Nagy reported to authorities that he was watching the NCAA basketball tournament in a dorm the night of the incident when several teammates entered the room and tackled him, according to the lawsuit and investigative records obtained by the Tribune. Then a 19-year-old freshman, Nagy said he kicked his legs and yelled at them to stop, only to be punched and have his bare legs and wrists wrapped in duct tape.
The players put a pillowcase over Nagy’s head and took him from the residence hall. Nagy was placed in the back seat of a teammate’s vehicle and held down by at least two players while others piled into the vehicle, according to the lawsuit.
After the vehicle began moving, they played Middle Eastern music, and at one point the players suggested to the freshman that he had been kidnapped by Muslims who wanted to fornicate with goats, the lawsuit states. They patted his foot and suggested he would be their “goat” for the evening, according to the complaint.
The lawsuit states the players restrained him with more duct tape during the drive, pulled down his shorts and underwear, then tried to insert an object into his rectum. After the freshman yelled at them to stop, he was beaten, according to the lawsuit.
The accused players have denied trying to insert anything into Nagy’s rectum. None of the criminal charges against them allege a sexual offense.
The players drove to a park off campus and carried the teen onto a baseball diamond, the complaint states. Nagy told investigators that players threw dirt on him, took his cellphone and left him half-naked on the field.
Nagy, who went to the hospital and spoke with police officers later that night, suffered two labrum tears that required surgery, authorities said. He withdrew from the school a short time later.
A second player also was targeted that night, but he was not injured and did not file a complaint. He remained on the football team last season.
Five players — Spielman, Cooksey, Kregel, Pettway and TeBos — were charged with aggravated battery, mob action and unlawful restraint. They were suspended from the team’s games and practices following the charges.
Under an intense national spotlight after the Tribune broke the story announcing the criminal charges, college administrators issued a harsh statement that called the incident “entirely unacceptable” and contrary to the school’s religious values and “values we share as human beings.”
Away from public scrutiny, however, the college stood more firmly behind the players after finishing its internal investigation a year ago. College officials, who hired a third-party investigator to review his account, sent the accuser a letter in November 2016 stating they found the players’ account “more credible” than his, according to a copy of the letter obtained by the Tribune.
The complaint, however, alleges college officials have long known about the team’s hazing traditions for decades and have done nothing to stop it. The suit accuses the players of battery and false imprisonment. The college is accused of negligence and willful and wanton conduct, according to the lawsuit.

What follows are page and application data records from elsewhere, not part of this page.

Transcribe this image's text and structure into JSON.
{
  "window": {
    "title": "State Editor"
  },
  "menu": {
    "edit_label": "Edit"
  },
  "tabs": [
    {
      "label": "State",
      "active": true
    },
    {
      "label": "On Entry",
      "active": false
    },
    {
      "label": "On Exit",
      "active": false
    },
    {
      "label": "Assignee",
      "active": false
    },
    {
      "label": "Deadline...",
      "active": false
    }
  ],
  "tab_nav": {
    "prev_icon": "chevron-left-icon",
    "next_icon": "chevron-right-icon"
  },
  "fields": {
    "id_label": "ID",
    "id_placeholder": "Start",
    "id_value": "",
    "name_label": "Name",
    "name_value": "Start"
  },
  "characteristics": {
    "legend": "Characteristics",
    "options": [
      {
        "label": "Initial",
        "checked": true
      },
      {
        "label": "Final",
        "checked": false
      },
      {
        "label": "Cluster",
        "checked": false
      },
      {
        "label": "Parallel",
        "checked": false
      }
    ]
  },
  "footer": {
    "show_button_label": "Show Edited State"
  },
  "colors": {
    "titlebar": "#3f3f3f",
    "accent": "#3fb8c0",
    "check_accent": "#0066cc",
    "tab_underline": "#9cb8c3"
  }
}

“The complaint seeks to have a public accounting of what happened, not only to compensate our client for the substantial suffering and losses that he has sustained because of the illegal conduct of Wheaton College and the involved players, but also to raise awareness of the significant risks of hazing to deter others from doing it and to encourage school and athletic officials to intervene and halt hazing practices where they occur and before the worst happens,” Ekl said, in his prepared statement.